Stored data
Start of Block
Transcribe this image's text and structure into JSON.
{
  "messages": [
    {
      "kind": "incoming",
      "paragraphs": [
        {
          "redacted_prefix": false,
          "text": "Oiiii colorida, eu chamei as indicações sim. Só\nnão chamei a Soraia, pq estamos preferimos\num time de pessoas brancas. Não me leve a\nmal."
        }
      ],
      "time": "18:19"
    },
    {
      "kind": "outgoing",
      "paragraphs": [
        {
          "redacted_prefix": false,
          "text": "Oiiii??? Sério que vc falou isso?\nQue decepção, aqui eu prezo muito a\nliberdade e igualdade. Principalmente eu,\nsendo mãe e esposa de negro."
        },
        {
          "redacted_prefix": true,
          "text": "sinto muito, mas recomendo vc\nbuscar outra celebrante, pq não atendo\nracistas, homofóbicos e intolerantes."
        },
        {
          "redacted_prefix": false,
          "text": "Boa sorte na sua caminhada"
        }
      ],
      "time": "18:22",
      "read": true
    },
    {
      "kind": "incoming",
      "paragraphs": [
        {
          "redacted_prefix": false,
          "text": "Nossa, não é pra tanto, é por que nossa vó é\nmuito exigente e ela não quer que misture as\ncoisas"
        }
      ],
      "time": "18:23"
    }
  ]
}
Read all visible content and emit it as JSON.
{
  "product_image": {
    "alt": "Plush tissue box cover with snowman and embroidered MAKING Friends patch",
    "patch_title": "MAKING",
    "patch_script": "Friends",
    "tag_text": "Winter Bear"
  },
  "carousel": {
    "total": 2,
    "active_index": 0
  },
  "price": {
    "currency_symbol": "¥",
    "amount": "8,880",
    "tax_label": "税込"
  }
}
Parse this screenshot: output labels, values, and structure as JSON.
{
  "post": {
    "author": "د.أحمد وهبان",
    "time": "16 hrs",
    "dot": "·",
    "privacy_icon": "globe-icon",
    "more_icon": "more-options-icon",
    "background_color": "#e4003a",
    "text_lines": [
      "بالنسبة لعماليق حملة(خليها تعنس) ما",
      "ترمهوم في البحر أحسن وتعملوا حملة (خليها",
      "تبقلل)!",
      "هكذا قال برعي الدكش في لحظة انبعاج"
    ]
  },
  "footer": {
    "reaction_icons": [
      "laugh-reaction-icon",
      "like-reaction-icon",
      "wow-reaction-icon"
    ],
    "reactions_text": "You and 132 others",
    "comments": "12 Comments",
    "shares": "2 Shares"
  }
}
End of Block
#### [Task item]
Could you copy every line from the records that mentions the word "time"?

#### [Task output]
          "text": "Oiiii colorida, eu chamei as indicações sim. Só\nnão chamei a Soraia, pq estamos preferimos\num time de pessoas brancas. Não me leve a\nmal."
      "time": "18:19"
      "time": "18:22",
      "time": "18:23"
    "time": "16 hrs",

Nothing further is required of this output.